Open Records and Data Privacy Legislation in Missouri
The Missouri Sunshine Law is an open records access and data privacy law that was initially passed in 1973. Notably, the law was passed in conjunction with the federal Freedom of Information Act (FOIA) that was passed 6 years prior in 1966, as the state of Missouri was one of the first jurisdictions within the U.S. to pass similar legislation at the state level. With all this being said, the provisions of the law establish the procedures that must be followed when looking to access public records and government information, including the fees that are associated with such requests, as well as the public records that are exempt from public access, inspection, and copying, among other things.
How are public records defined under the law?
Under the Missouri Sunshine Law, a public record is defined as “any record, whether written or electronically stored, retained by or of any public governmental body including any report, survey, memorandum, or other document or study prepared for the public governmental body by a consultant or other professional service paid for in whole or in part by public funds, including records created or maintained by private contractors under an agreement with a public governmental body or on behalf of a public governmental body; provided, however, that personally identifiable student records maintained by public educational institutions shall be open for inspection by the parents, guardians or other custodian of students under the age of eighteen years.”

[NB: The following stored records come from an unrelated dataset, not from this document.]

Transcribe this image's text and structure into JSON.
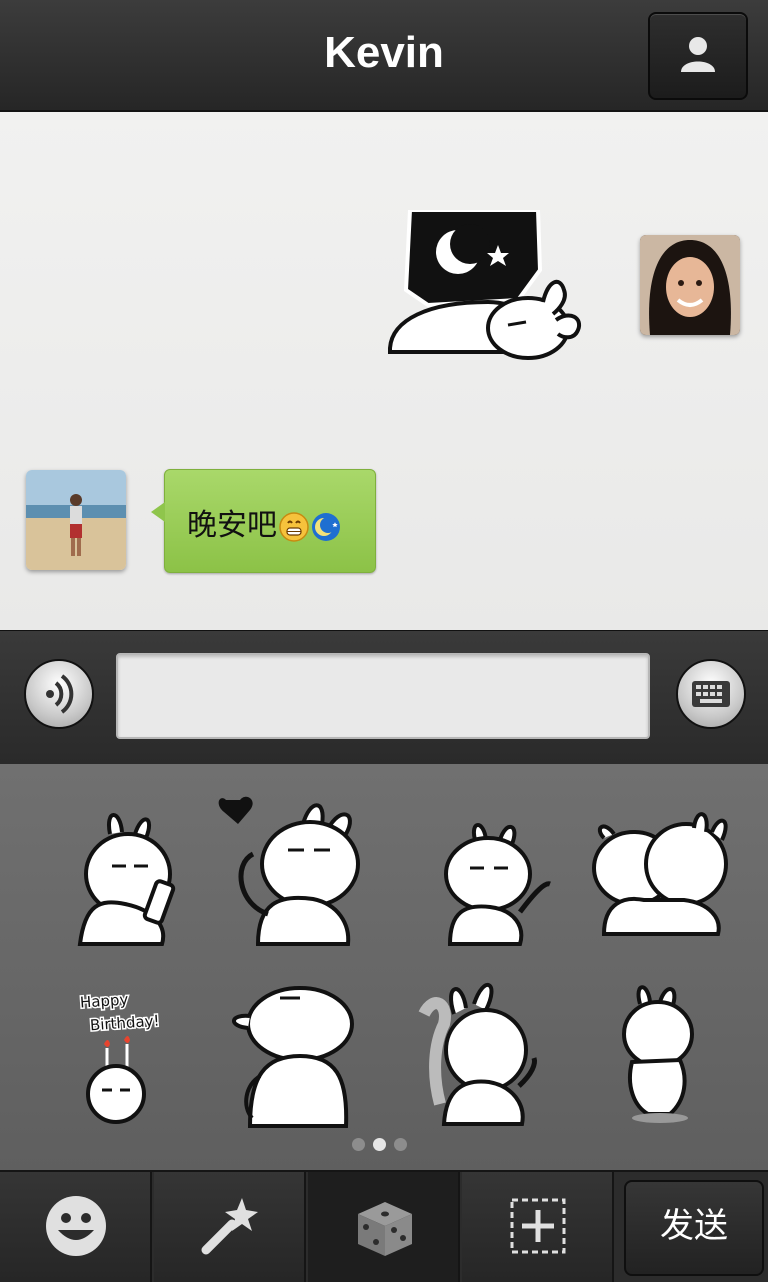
{
  "header": {
    "title": "Kevin",
    "profile_icon": "person-icon"
  },
  "chat": {
    "messages": [
      {
        "side": "right",
        "type": "sticker",
        "sticker": "goodnight-moon-rabbit-sticker"
      },
      {
        "side": "left",
        "type": "text",
        "text": "晚安吧",
        "emojis": [
          "grin-emoji",
          "moon-emoji"
        ]
      }
    ]
  },
  "input": {
    "value": "",
    "placeholder": ""
  },
  "sticker_panel": {
    "stickers": [
      "rabbit-drinking-sticker",
      "rabbit-heart-sticker",
      "rabbit-pointing-sticker",
      "rabbit-kiss-sticker",
      "happy-birthday-rabbit-sticker",
      "rabbit-back-sticker",
      "rabbit-dancing-sticker",
      "rabbit-walking-sticker"
    ],
    "happy_birthday_text": "Happy Birthday!",
    "page_count": 3,
    "current_page": 2
  },
  "tabbar": {
    "tabs": [
      "smiley-icon",
      "magic-wand-icon",
      "dice-icon",
      "add-icon"
    ],
    "selected_tab": 2,
    "send_label": "发送"
  },
  "colors": {
    "bubble_green": "#9fd05c",
    "header_bg": "#2f2f2f",
    "panel_bg": "#666666"
  }
}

What are the duties of records custodians under the law?
The Missouri Sunshine Law mandates that records custodians within the state adhere to the following requirements as it pertains to the accessibility of the public records that are in the possession of said individuals:
- Public bodies within the state of Missouri are required to designate a records custodian that will be in charge of facilitating public access to the numerous records that are maintained by said organizations. Furthermore, records custodians are required to develop and maintain a Sunshine Law policy that will detail the steps that a person must take in order to access the public records that are maintained by said custodians.

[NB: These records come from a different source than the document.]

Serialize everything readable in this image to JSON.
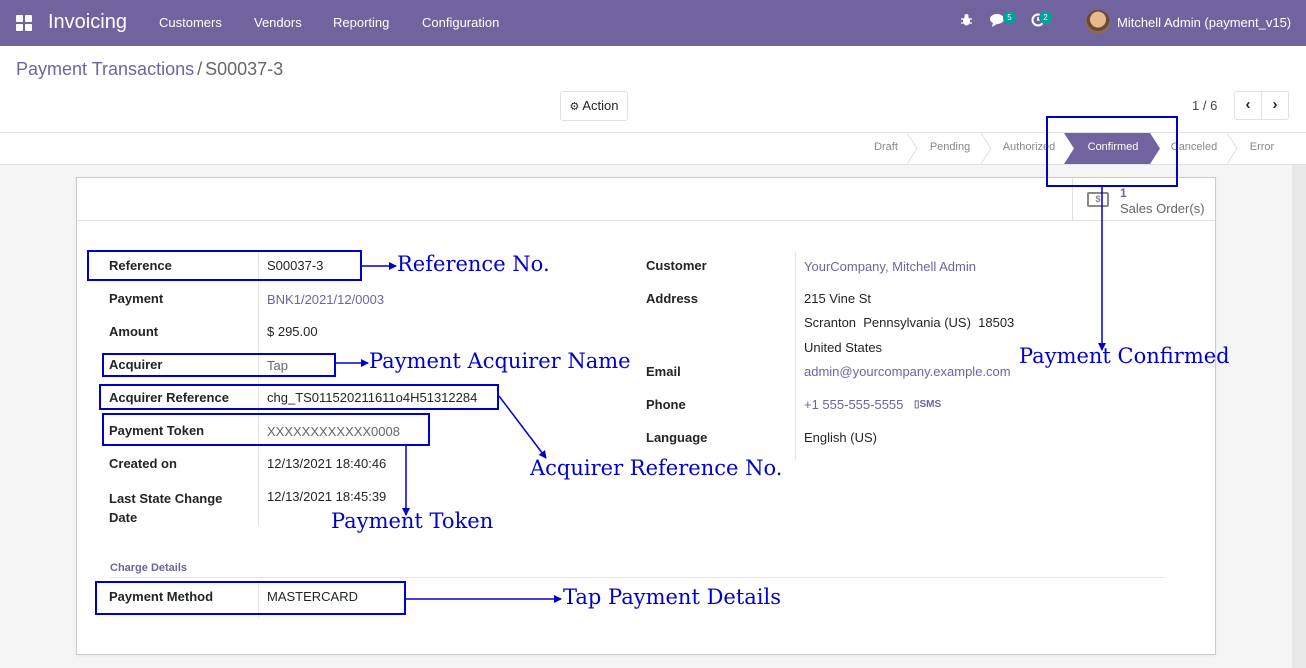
{
  "navbar": {
    "app_name": "Invoicing",
    "menu": [
      "Customers",
      "Vendors",
      "Reporting",
      "Configuration"
    ],
    "messages_count": "5",
    "activities_count": "2",
    "user_name": "Mitchell Admin (payment_v15)"
  },
  "breadcrumb": {
    "parent": "Payment Transactions",
    "separator": "/",
    "current": "S00037-3"
  },
  "control": {
    "action_label": "Action",
    "pager": "1 / 6"
  },
  "status_stages": [
    {
      "label": "Draft",
      "active": false
    },
    {
      "label": "Pending",
      "active": false
    },
    {
      "label": "Authorized",
      "active": false
    },
    {
      "label": "Confirmed",
      "active": true
    },
    {
      "label": "Canceled",
      "active": false
    },
    {
      "label": "Error",
      "active": false
    }
  ],
  "smart_button": {
    "count": "1",
    "label": "Sales Order(s)"
  },
  "left_fields": [
    {
      "label": "Reference",
      "value": "S00037-3"
    },
    {
      "label": "Payment",
      "value": "BNK1/2021/12/0003"
    },
    {
      "label": "Amount",
      "value": "$ 295.00"
    },
    {
      "label": "Acquirer",
      "value": "Tap"
    },
    {
      "label": "Acquirer Reference",
      "value": "chg_TS011520211611o4H51312284"
    },
    {
      "label": "Payment Token",
      "value": "XXXXXXXXXXXX0008"
    },
    {
      "label": "Created on",
      "value": "12/13/2021 18:40:46"
    },
    {
      "label": "Last State Change Date",
      "value": "12/13/2021 18:45:39"
    }
  ],
  "right_fields": {
    "customer_label": "Customer",
    "customer_value": "YourCompany, Mitchell Admin",
    "address_label": "Address",
    "address_lines": [
      "215 Vine St",
      "Scranton  Pennsylvania (US)  18503",
      "United States"
    ],
    "email_label": "Email",
    "email_value": "admin@yourcompany.example.com",
    "phone_label": "Phone",
    "phone_value": "+1 555-555-5555",
    "sms_label": "SMS",
    "language_label": "Language",
    "language_value": "English (US)"
  },
  "charge_details": {
    "title": "Charge Details",
    "label": "Payment Method",
    "value": "MASTERCARD"
  },
  "annotations": {
    "reference": "Reference No.",
    "acquirer": "Payment Acquirer Name",
    "acquirer_ref": "Acquirer Reference No.",
    "token": "Payment Token",
    "confirmed": "Payment Confirmed",
    "tap_details": "Tap Payment Details"
  },
  "colors": {
    "brand": "#71639e",
    "annotation": "#0000cc",
    "badge": "#00a09d"
  }
}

- Records custodians are responsible for redacting any confidential information that may be contained within the public records they maintain before disclosing said records to the general public.
- Records custodians must make their public records accessible to all members of the general public, including media members and non-residents of the state of Missouri.
- Records custodians have an obligation to respond to all requests for access to their public records as soon as possible, but no later than three business days after receiving such a request.
- The provisions of the law apply to all public records that are in the possession of records custodians within the state, irrespective of the format in which they are maintained.
- Records custodians are prohibited from destroying public records in an effort to avoid or deter a records request.
- Records custodians are forbidden from limiting the manner in which a member of the general public uses the public records that have been requested.
What public records are exempt from disclosure under the law?
On the other hand, the Missouri Sunshine Law also outlines a wide range of public records that are exempt from public disclosure under the law and must instead remain confidential. For instance, electronic healthcare records (EHR) are exempt from public disclosure under the law, in accordance with the provisions of the federal Health Insurance Portability and Accountability Act (HIPPA). Conversely, the law also forbids records custodians from disclosing educational records, in conjunction with the Family Educational Rights and Privacy Act (FERPA). To this end, some additional exemptions that are set forth in the law include:
- Militia and national guard information.
- Professional examination materials.
- The names of charity donors.
- State security information.
- Non-approved competitive bidding information.
- Welfare information.
- Credit card numbers and PINs.
- Real estate transactions.
- Public safety or law enforcement plans.
- Certain computer operations.
What are the penalties for violating the law?
In terms of the enforcement of the law, the various sections of the Missouri Sunshine Law are enforced by the state attorney general. However, while the state attorney general has the authority to impose the law, aggrieved parties within the state have historically brought forth civil charges against records custodians that have violated their rights under the law. With all this being said, individuals and organizations that fail to comply with the law are subject to monetary penalties of up to $1,000 for knowingly breaking the law, as well as monetary penalties of up to $5,000 for purposely violating the law. What’s more, aggrieved parties are also entitled to injunctive relief, as well as reasonable attorney fees that may be associated with any of the legal remedies available.
The provisions of the Missouri Sunshine Law grant both residents and non-residents of the state the right to access the public records of the various government agencies and institutions that serve citizens within said state. Moreover, the penalties that can be imposed against individuals and organizations that are found to be in violation of the law are rather stringent when compared to many other sunshine laws that have been passed by state legislatures around the country. To this point, the law stands as one of the foremost means by which citizens of the state can exercise their political power.